Two years removed from completing a masters of arts, Tessa Hawkins is still seeking permanent employment.
In her experience, landing an interview hasn’t been a problem. She’s had well over a dozen since 2013. But the job offers are few and far between.
The Saanich resident has a bachelor’s degree from the University of Victoria and a masters from the University of Alberta. She also has epilepsy, and because she suffers from seizures, is accompanied full time by a working dog.
Because she brings the dog to interviews, she finds she is unfairly discriminated against. Just last month, a Victoria business employee told Hawkins “they didn’t have room for pets,” and removed her from the competition. Though the company later apologized and re-inserted her to the competition, it doesn’t matter, Hawkins said.
Naturally, Hawkins felt obligated to tell employers about the dog but has since become very sensitive to the fact that it’s personal medical information she’d prefer not to share with a “virtual stranger.” Unfortunately it’s a catch-22 situation, she says.
“Whether I say something or not there are negative consequences. If you withhold the dog… get the job, and inform them after, you won’t start out on a good note with your employer.”
Compare that to a heart condition, she says.
“You don’t walk around wearing a sign that says you have a heart condition, but you happen to find out that I have epilepsy because the dog says I have epilepsy,” Hawkins said. “My medical bracelet also says it, but I don’t walk into a room saying ‘I’m Tessa, I have epilepsy.’”
Hawkins attended about 14 interviews between 2013 and 2014 with her since retired guide dog Kash, she said. Following one of them, she was informed by a friend on the interview panel that her guide dog was in fact a deciding factor in the final decision.
It’s illegal, as the dog is permitted by law to accompany her everywhere, but following up with action is stressful. It’s also disheartening to take action, especially if the outcome is to get a job somewhere she no longer wishes to work.
Out of frustration, Hawkins left the dog at home for her next interviews. Early last year she was offered two jobs over a three-day period. She accepted one, a temporary placement at Craigdarroch Castle. The dog was a welcome surprise with staff but the contract has now ended.
Now she’s on the job hunt again, and would like the dog to be accepted without anyone questioning why it’s there.
Merlot, her two-year-old flat coat retriever, is trained through the Lions Foundation of Canada Guide Dogs program and will bark, seek help or retrieve Hawkins’ phone in case of a seizure.

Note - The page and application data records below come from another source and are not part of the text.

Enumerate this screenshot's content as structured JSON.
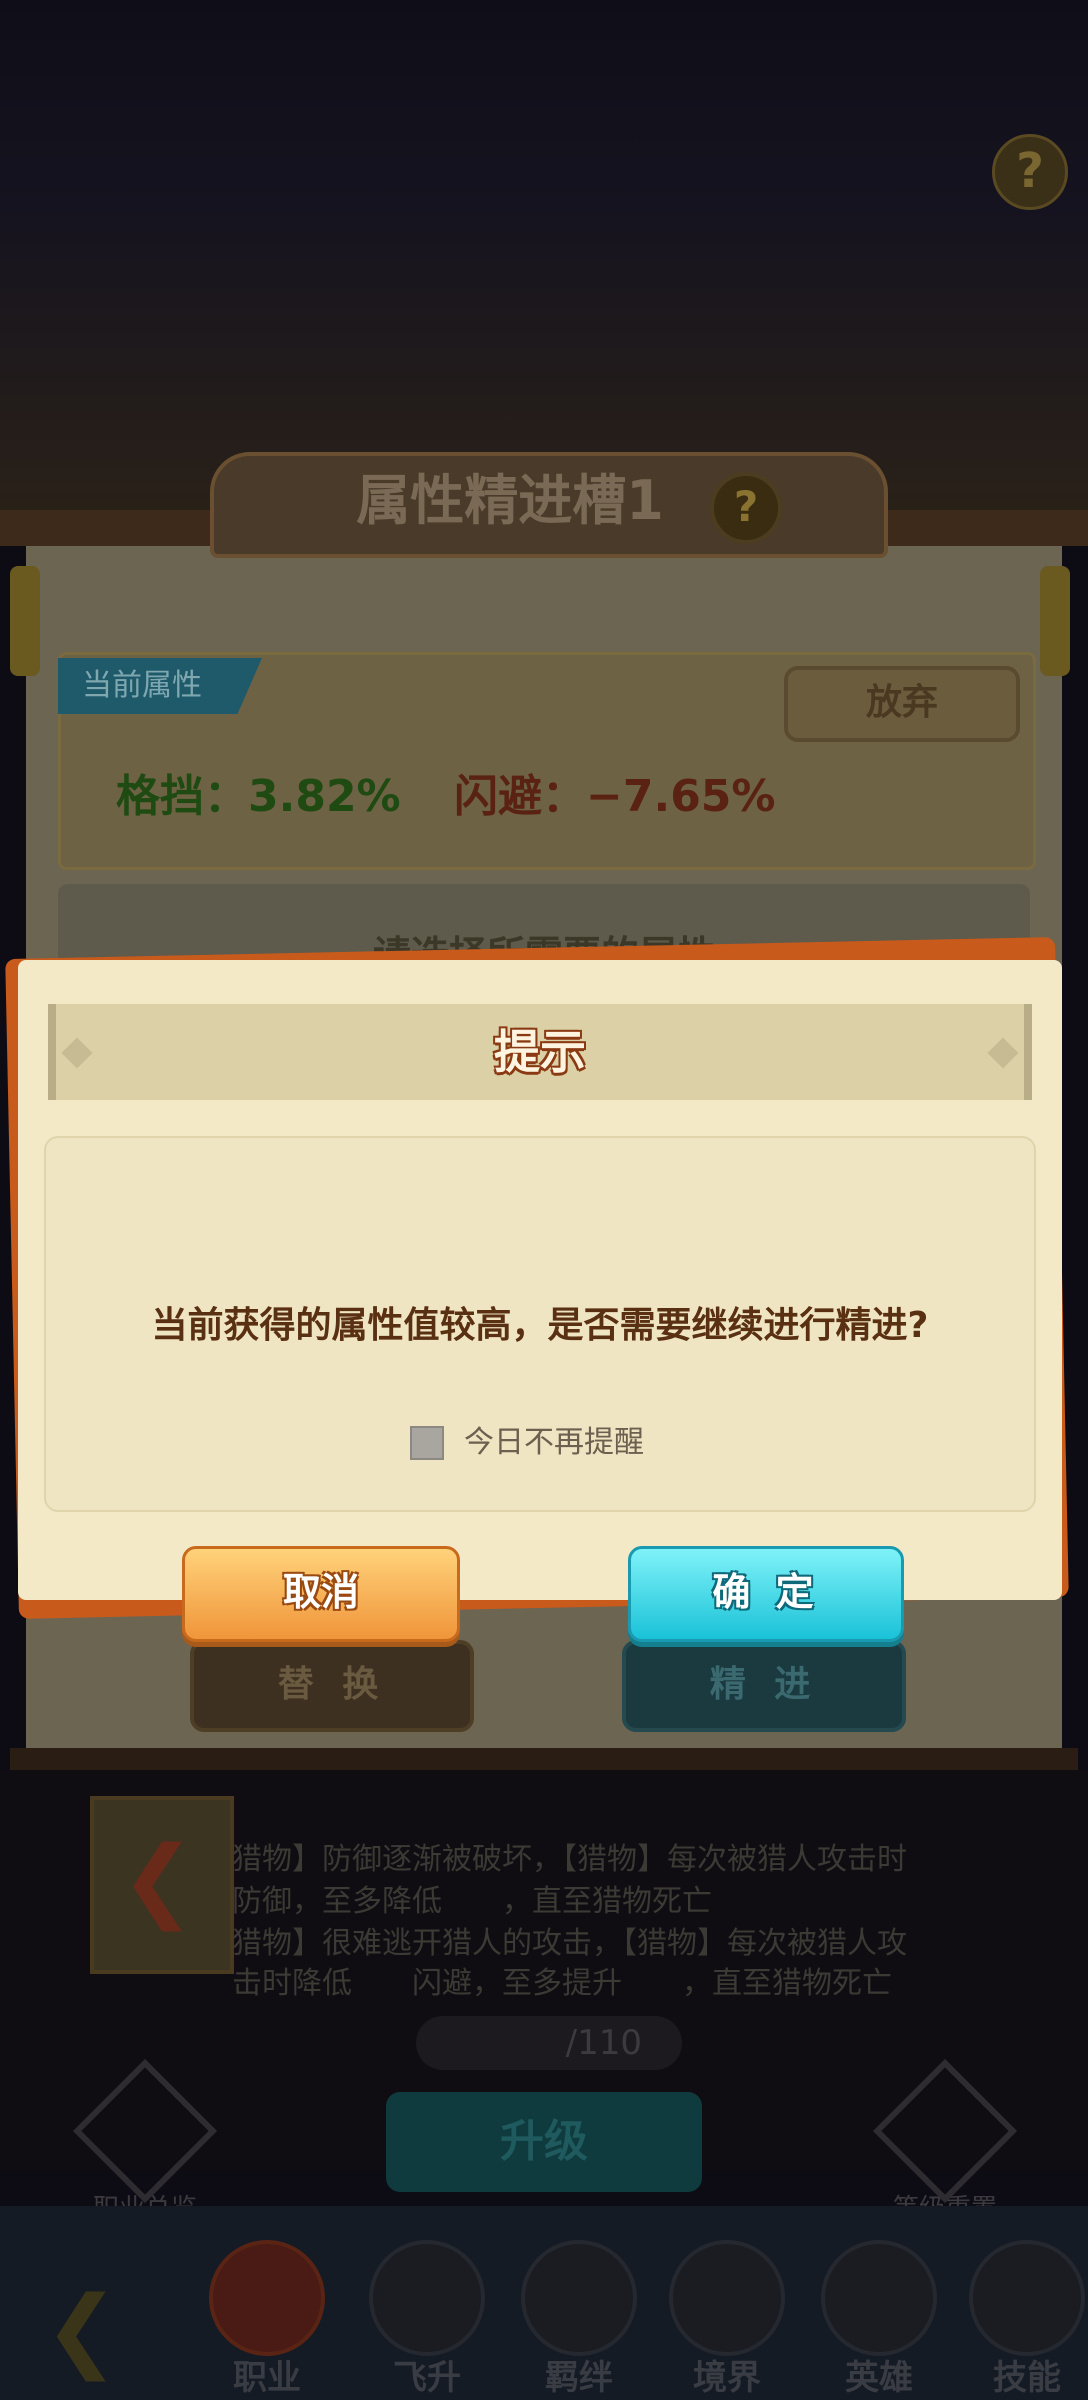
{
  "top": {
    "help_icon": "?"
  },
  "panel": {
    "title": "属性精进槽1",
    "help_icon": "?",
    "current_tag": "当前属性",
    "abandon_button": "放弃",
    "attributes": [
      {
        "label": "格挡：3.82%",
        "color": "#1f4a12"
      },
      {
        "label": "闪避：−7.65%",
        "color": "#5a2212"
      }
    ],
    "select_prompt": "请选择所需要的属性",
    "replace_button": "替 换",
    "refine_button": "精 进"
  },
  "background": {
    "desc_lines": [
      "猎物】防御逐渐被破坏，【猎物】每次被猎人攻击时",
      "防御，至多降低　　，直至猎物死亡",
      "猎物】很难逃开猎人的攻击，【猎物】每次被猎人攻",
      "击时降低　　闪避，至多提升　　，直至猎物死亡"
    ],
    "counter": "/110",
    "upgrade_button": "升级",
    "job_overview": "职业总览",
    "level_reset": "等级重置"
  },
  "nav": {
    "items": [
      {
        "label": "职业",
        "icon": "book-icon"
      },
      {
        "label": "飞升",
        "icon": "cloud-icon"
      },
      {
        "label": "羁绊",
        "icon": "bond-icon"
      },
      {
        "label": "境界",
        "icon": "realm-icon"
      },
      {
        "label": "英雄",
        "icon": "hero-icon"
      },
      {
        "label": "技能",
        "icon": "skill-icon"
      }
    ]
  },
  "dialog": {
    "title": "提示",
    "message": "当前获得的属性值较高，是否需要继续进行精进?",
    "checkbox_label": "今日不再提醒",
    "checkbox_checked": false,
    "cancel_button": "取消",
    "confirm_button": "确 定"
  }
}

As of Jan. 18, the new B.C. Guide Dog and Service Dog Act will upgrade several rules. One of the key changes is the ability of owners to obtain a licence for themselves and their working dog. If someone interferes with their access to a facility, the police can be called and instantly issue a fine.

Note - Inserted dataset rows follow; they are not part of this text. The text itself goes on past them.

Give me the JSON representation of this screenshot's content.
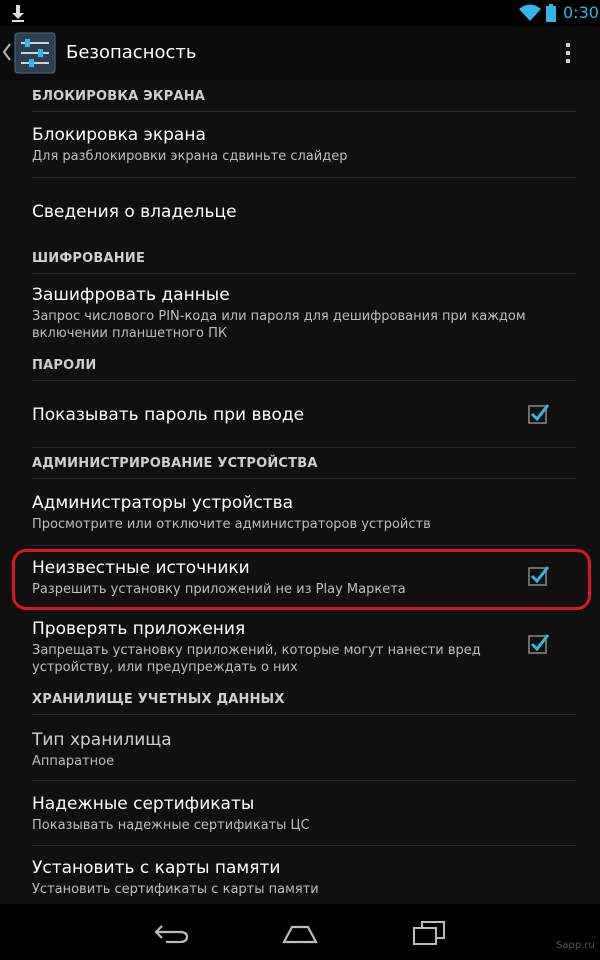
{
  "status_bar": {
    "time": "0:30",
    "icons": [
      "download-icon",
      "wifi-icon",
      "battery-icon"
    ],
    "accent_color": "#33b5e5"
  },
  "action_bar": {
    "title": "Безопасность",
    "icons": [
      "back-chevron-icon",
      "settings-sliders-icon",
      "overflow-menu-icon"
    ]
  },
  "sections": {
    "screen_lock": {
      "header": "БЛОКИРОВКА ЭКРАНА",
      "items": [
        {
          "title": "Блокировка экрана",
          "summary": "Для разблокировки экрана сдвиньте слайдер"
        },
        {
          "title": "Сведения о владельце"
        }
      ]
    },
    "encryption": {
      "header": "ШИФРОВАНИЕ",
      "items": [
        {
          "title": "Зашифровать данные",
          "summary_line1": "Запрос числового PIN-кода или пароля для дешифрования при каждом",
          "summary_line2": "включении планшетного ПК"
        }
      ]
    },
    "passwords": {
      "header": "ПАРОЛИ",
      "items": [
        {
          "title": "Показывать пароль при вводе",
          "checked": true
        }
      ]
    },
    "device_admin": {
      "header": "АДМИНИСТРИРОВАНИЕ УСТРОЙСТВА",
      "items": [
        {
          "title": "Администраторы устройства",
          "summary": "Просмотрите или отключите администраторов устройств"
        },
        {
          "title": "Неизвестные источники",
          "summary": "Разрешить установку приложений не из Play Маркета",
          "checked": true
        },
        {
          "title": "Проверять приложения",
          "summary_line1": "Запрещать установку приложений, которые могут нанести вред",
          "summary_line2": "устройству, или предупреждать о них",
          "checked": true
        }
      ]
    },
    "credential_storage": {
      "header": "ХРАНИЛИЩЕ УЧЕТНЫХ ДАННЫХ",
      "items": [
        {
          "title": "Тип хранилища",
          "summary": "Аппаратное"
        },
        {
          "title": "Надежные сертификаты",
          "summary": "Показывать надежные сертификаты ЦС"
        },
        {
          "title": "Установить с карты памяти",
          "summary": "Установить сертификаты с карты памяти"
        }
      ]
    }
  },
  "highlight_color": "#e0141e",
  "checkbox_color": "#33b5e5",
  "nav_bar": {
    "icons": [
      "back-icon",
      "home-icon",
      "recent-apps-icon"
    ],
    "watermark": "Sapp.ru"
  }
}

However, it doesn’t state anything about employment rights, which falls under employment standards.
“Probably in most cases, it’s prudent just in case your future employer has to make accommodations, or if someone has allergies, so they can accommodate both persons,” said William Thornton, CEO and co-founder of the B.C. and Alberta Guide Dogs.
Thornton was saddened to hear of Hawkins’ case, saying it’s not the first time he’s heard of highly capable people unable to secure appropriate work because of a condition or disability. Ideally, Hawkins would like to work in the arts field, consistent with her education. However, she’s happy to work in an administration type role for its stability.

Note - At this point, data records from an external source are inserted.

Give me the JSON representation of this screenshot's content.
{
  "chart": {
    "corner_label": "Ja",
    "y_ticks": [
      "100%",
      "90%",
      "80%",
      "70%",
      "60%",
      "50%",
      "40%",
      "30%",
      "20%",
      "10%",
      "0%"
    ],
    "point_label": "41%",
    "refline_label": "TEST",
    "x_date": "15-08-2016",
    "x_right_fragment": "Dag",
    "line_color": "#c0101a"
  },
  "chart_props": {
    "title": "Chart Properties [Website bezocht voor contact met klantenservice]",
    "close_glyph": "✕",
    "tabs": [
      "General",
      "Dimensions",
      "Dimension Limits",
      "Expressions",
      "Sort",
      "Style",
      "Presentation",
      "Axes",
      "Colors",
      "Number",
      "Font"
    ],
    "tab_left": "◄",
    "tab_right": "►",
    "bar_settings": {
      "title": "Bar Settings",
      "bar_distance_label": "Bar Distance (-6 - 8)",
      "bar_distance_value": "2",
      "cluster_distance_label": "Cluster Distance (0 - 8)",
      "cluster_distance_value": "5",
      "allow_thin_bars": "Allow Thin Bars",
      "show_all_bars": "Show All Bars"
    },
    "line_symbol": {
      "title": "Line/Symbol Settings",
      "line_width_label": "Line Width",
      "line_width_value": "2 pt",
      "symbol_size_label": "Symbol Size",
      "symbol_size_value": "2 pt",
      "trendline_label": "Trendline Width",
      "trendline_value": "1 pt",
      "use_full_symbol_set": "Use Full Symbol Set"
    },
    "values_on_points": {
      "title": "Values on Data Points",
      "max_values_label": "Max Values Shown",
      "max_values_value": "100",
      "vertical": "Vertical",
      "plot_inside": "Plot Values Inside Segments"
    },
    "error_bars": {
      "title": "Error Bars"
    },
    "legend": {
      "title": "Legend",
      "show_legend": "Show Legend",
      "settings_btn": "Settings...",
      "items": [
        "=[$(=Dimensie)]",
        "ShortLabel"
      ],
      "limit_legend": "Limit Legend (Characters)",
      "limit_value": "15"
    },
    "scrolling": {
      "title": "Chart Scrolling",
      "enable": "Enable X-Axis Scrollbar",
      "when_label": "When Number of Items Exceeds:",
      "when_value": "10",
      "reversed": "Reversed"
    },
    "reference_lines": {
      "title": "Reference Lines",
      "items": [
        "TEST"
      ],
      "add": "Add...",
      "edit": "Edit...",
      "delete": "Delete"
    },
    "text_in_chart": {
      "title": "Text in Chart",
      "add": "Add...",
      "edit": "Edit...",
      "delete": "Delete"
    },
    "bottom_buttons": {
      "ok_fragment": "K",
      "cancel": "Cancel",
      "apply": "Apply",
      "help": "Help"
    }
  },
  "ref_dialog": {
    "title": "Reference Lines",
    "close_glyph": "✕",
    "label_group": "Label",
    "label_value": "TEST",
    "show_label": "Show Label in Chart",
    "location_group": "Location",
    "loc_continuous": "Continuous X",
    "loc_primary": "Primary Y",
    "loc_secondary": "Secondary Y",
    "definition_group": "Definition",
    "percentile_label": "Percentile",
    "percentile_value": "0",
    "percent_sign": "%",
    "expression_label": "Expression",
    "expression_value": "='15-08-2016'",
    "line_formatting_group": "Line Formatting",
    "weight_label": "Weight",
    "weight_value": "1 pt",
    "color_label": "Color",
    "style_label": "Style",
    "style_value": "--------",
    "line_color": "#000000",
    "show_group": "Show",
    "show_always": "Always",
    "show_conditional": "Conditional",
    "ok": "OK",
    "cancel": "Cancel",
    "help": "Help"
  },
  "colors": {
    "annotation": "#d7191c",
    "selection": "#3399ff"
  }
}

“As soon as I am labelled as ‘disabled’ with my guide dog, my ability to work is called into question regardless of what is on my resume and my successful employment and academic history,” she wrote in a letter to Minister of Social Development and Social Innovation Michelle Stilwell.
“If it were my choice, I would prefer to focus on my qualifications and education rather than the breed of my dog guide… many individuals continue to be uneducated about the programs and the lack of education continues to negatively affect handlers’ daily life.
“I can only hope that more measures are put into place to further epilepsy research and educate the public.”